==== Given records

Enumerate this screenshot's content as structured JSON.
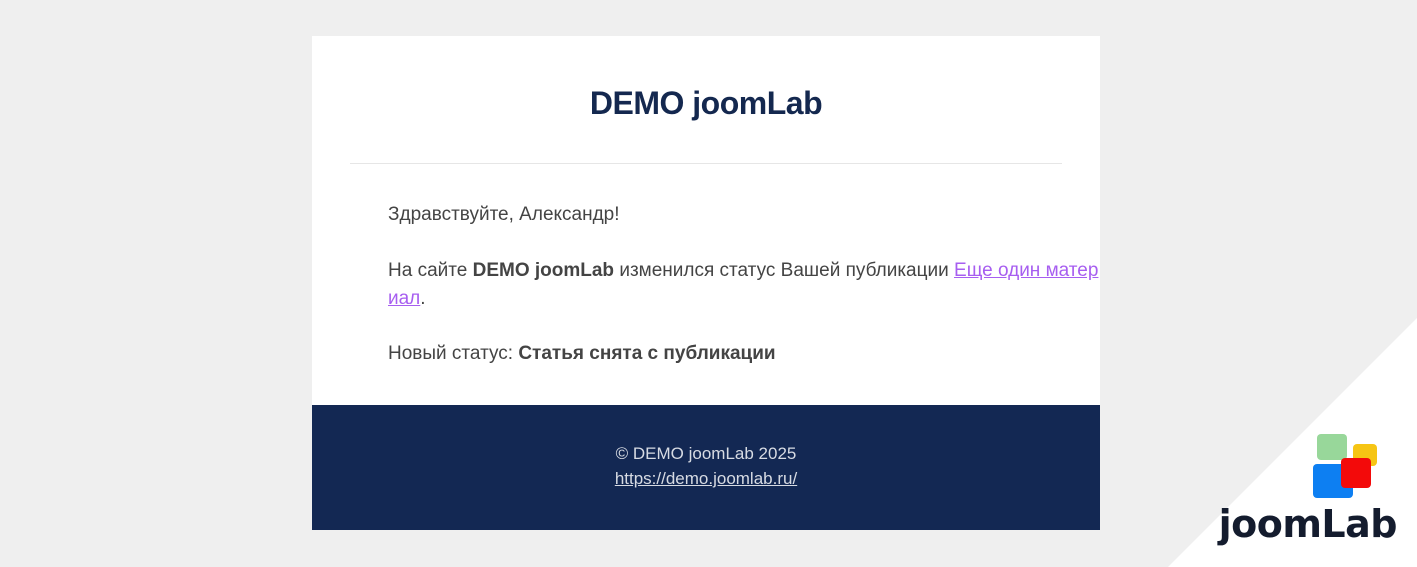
{
  "email": {
    "site_title": "DEMO joomLab",
    "greeting": "Здравствуйте, Александр!",
    "status_prefix": "На сайте ",
    "status_site_bold": "DEMO joomLab",
    "status_middle": " изменился статус Вашей публикации ",
    "status_link_text": "Еще один материал",
    "status_suffix": ".",
    "new_status_label": "Новый статус: ",
    "new_status_value": "Статья снята с публикации",
    "footer_copyright": "© DEMO joomLab 2025",
    "footer_link": "https://demo.joomlab.ru/"
  },
  "brand": {
    "logo_text": "joomLab",
    "colors": {
      "navy": "#132853",
      "link_purple": "#a75ef0",
      "logo_green": "#98d79a",
      "logo_yellow": "#f6c514",
      "logo_blue": "#0d7ff2",
      "logo_red": "#f30a0a"
    }
  }
}
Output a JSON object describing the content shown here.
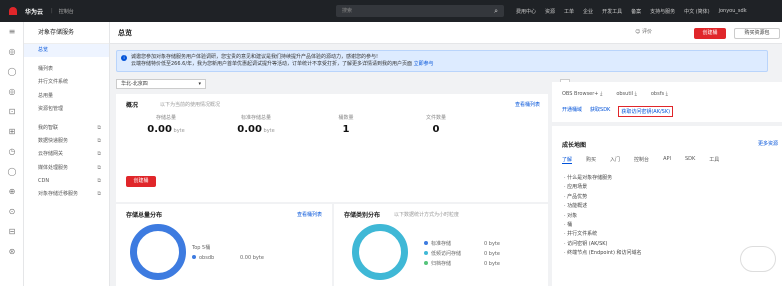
{
  "topbar": {
    "brand": "华为云",
    "console": "控制台",
    "search_placeholder": "搜索",
    "nav": [
      "费用中心",
      "资源",
      "工单",
      "企业",
      "开发工具",
      "备案",
      "支持与服务",
      "中文 (简体)",
      "jonyou_sdk"
    ]
  },
  "sidebar_icons": [
    "≡",
    "◎",
    "◯",
    "◎",
    "⊡",
    "⊞",
    "◷",
    "◯",
    "⊕",
    "⊙",
    "⊟",
    "⊛"
  ],
  "menu": {
    "title": "对象存储服务",
    "items": [
      {
        "label": "总览",
        "active": true
      },
      {
        "label": "桶列表"
      },
      {
        "label": "并行文件系统"
      },
      {
        "label": "总用量"
      },
      {
        "label": "资源包管理"
      },
      {
        "label": "我的智联",
        "ext": "⧉"
      },
      {
        "label": "数据快递服务",
        "ext": "⧉"
      },
      {
        "label": "云存储网关",
        "ext": "⧉"
      },
      {
        "label": "媒体处理服务",
        "ext": "⧉"
      },
      {
        "label": "CDN",
        "ext": "⧉"
      },
      {
        "label": "对象存储迁移服务",
        "ext": "⧉"
      }
    ]
  },
  "header": {
    "title": "总览",
    "rate": "评价",
    "create": "创建桶",
    "buy": "购买资源包"
  },
  "notice": {
    "line1": "诚邀您参加对象存储服务用户体验调研，您宝贵的意见和建议是我们持续提升产品体验的源动力，感谢您的参与!",
    "line2": "云端存储特价低至266.6/年，我为您新用户首单优惠起调试提升等活动，订单统计不享受打折，了解更多详情请到我的用户页面",
    "link": "立即参与"
  },
  "region": "华北-北京四",
  "overview": {
    "title": "概况",
    "sub": "以下为当前的使用情况概况",
    "link": "查看桶列表",
    "metrics": [
      {
        "label": "存储总量",
        "value": "0.00",
        "unit": "byte"
      },
      {
        "label": "标准存储总量",
        "value": "0.00",
        "unit": "byte"
      },
      {
        "label": "桶数量",
        "value": "1",
        "unit": ""
      },
      {
        "label": "文件数量",
        "value": "0",
        "unit": ""
      }
    ],
    "create": "创建桶"
  },
  "dist": {
    "title": "存储总量分布",
    "link": "查看桶列表",
    "top": "Top 5桶",
    "bucket": "obsdb",
    "bucket_val": "0.00 byte"
  },
  "type_dist": {
    "title": "存储类别分布",
    "sub": "以下数据统计方式为小时粒度",
    "items": [
      {
        "label": "标准存储",
        "value": "0 byte",
        "color": "#3d7be0"
      },
      {
        "label": "低频访问存储",
        "value": "0 byte",
        "color": "#3fb8d6"
      },
      {
        "label": "归档存储",
        "value": "0 byte",
        "color": "#55c47a"
      }
    ]
  },
  "tools": {
    "items": [
      "OBS Browser+",
      "obsutil",
      "obsfs"
    ],
    "links": [
      "开通桶域",
      "获取SDK",
      "获取访问密钥(AK/SK)"
    ]
  },
  "growth": {
    "title": "成长地图",
    "more": "更多资源",
    "tabs": [
      "了解",
      "购买",
      "入门",
      "控制台",
      "API",
      "SDK",
      "工具"
    ],
    "list": [
      "什么是对象存储服务",
      "应用场景",
      "产品优势",
      "功能概述",
      "对象",
      "桶",
      "并行文件系统",
      "访问密钥 (AK/SK)",
      "终端节点 (Endpoint) 和访问域名"
    ]
  }
}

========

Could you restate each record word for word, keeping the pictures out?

-- Result for this task --
Enumerate this screenshot's content as structured JSON.
{
  "email": {
    "site_title": "DEMO joomLab",
    "greeting": "Здравствуйте, Александр!",
    "status_prefix": "На сайте ",
    "status_site_bold": "DEMO joomLab",
    "status_middle": " изменился статус Вашей публикации ",
    "status_link_text": "Еще один материал",
    "status_suffix": ".",
    "new_status_label": "Новый статус: ",
    "new_status_value": "Статья снята с публикации",
    "footer_copyright": "© DEMO joomLab 2025",
    "footer_link": "https://demo.joomlab.ru/"
  },
  "brand": {
    "logo_text": "joomLab",
    "colors": {
      "navy": "#132853",
      "link_purple": "#a75ef0",
      "logo_green": "#98d79a",
      "logo_yellow": "#f6c514",
      "logo_blue": "#0d7ff2",
      "logo_red": "#f30a0a"
    }
  }
}
Output a JSON object describing the content shown here.
{
  "topbar": {
    "brand": "华为云",
    "console": "控制台",
    "search_placeholder": "搜索",
    "nav": [
      "费用中心",
      "资源",
      "工单",
      "企业",
      "开发工具",
      "备案",
      "支持与服务",
      "中文 (简体)",
      "jonyou_sdk"
    ]
  },
  "sidebar_icons": [
    "≡",
    "◎",
    "◯",
    "◎",
    "⊡",
    "⊞",
    "◷",
    "◯",
    "⊕",
    "⊙",
    "⊟",
    "⊛"
  ],
  "menu": {
    "title": "对象存储服务",
    "items": [
      {
        "label": "总览",
        "active": true
      },
      {
        "label": "桶列表"
      },
      {
        "label": "并行文件系统"
      },
      {
        "label": "总用量"
      },
      {
        "label": "资源包管理"
      },
      {
        "label": "我的智联",
        "ext": "⧉"
      },
      {
        "label": "数据快递服务",
        "ext": "⧉"
      },
      {
        "label": "云存储网关",
        "ext": "⧉"
      },
      {
        "label": "媒体处理服务",
        "ext": "⧉"
      },
      {
        "label": "CDN",
        "ext": "⧉"
      },
      {
        "label": "对象存储迁移服务",
        "ext": "⧉"
      }
    ]
  },
  "header": {
    "title": "总览",
    "rate": "评价",
    "create": "创建桶",
    "buy": "购买资源包"
  },
  "notice": {
    "line1": "诚邀您参加对象存储服务用户体验调研，您宝贵的意见和建议是我们持续提升产品体验的源动力，感谢您的参与!",
    "line2": "云端存储特价低至266.6/年，我为您新用户首单优惠起调试提升等活动，订单统计不享受打折，了解更多详情请到我的用户页面",
    "link": "立即参与"
  },
  "region": "华北-北京四",
  "overview": {
    "title": "概况",
    "sub": "以下为当前的使用情况概况",
    "link": "查看桶列表",
    "metrics": [
      {
        "label": "存储总量",
        "value": "0.00",
        "unit": "byte"
      },
      {
        "label": "标准存储总量",
        "value": "0.00",
        "unit": "byte"
      },
      {
        "label": "桶数量",
        "value": "1",
        "unit": ""
      },
      {
        "label": "文件数量",
        "value": "0",
        "unit": ""
      }
    ],
    "create": "创建桶"
  },
  "dist": {
    "title": "存储总量分布",
    "link": "查看桶列表",
    "top": "Top 5桶",
    "bucket": "obsdb",
    "bucket_val": "0.00 byte"
  },
  "type_dist": {
    "title": "存储类别分布",
    "sub": "以下数据统计方式为小时粒度",
    "items": [
      {
        "label": "标准存储",
        "value": "0 byte",
        "color": "#3d7be0"
      },
      {
        "label": "低频访问存储",
        "value": "0 byte",
        "color": "#3fb8d6"
      },
      {
        "label": "归档存储",
        "value": "0 byte",
        "color": "#55c47a"
      }
    ]
  },
  "tools": {
    "items": [
      "OBS Browser+",
      "obsutil",
      "obsfs"
    ],
    "links": [
      "开通桶域",
      "获取SDK",
      "获取访问密钥(AK/SK)"
    ]
  },
  "growth": {
    "title": "成长地图",
    "more": "更多资源",
    "tabs": [
      "了解",
      "购买",
      "入门",
      "控制台",
      "API",
      "SDK",
      "工具"
    ],
    "list": [
      "什么是对象存储服务",
      "应用场景",
      "产品优势",
      "功能概述",
      "对象",
      "桶",
      "并行文件系统",
      "访问密钥 (AK/SK)",
      "终端节点 (Endpoint) 和访问域名"
    ]
  }
}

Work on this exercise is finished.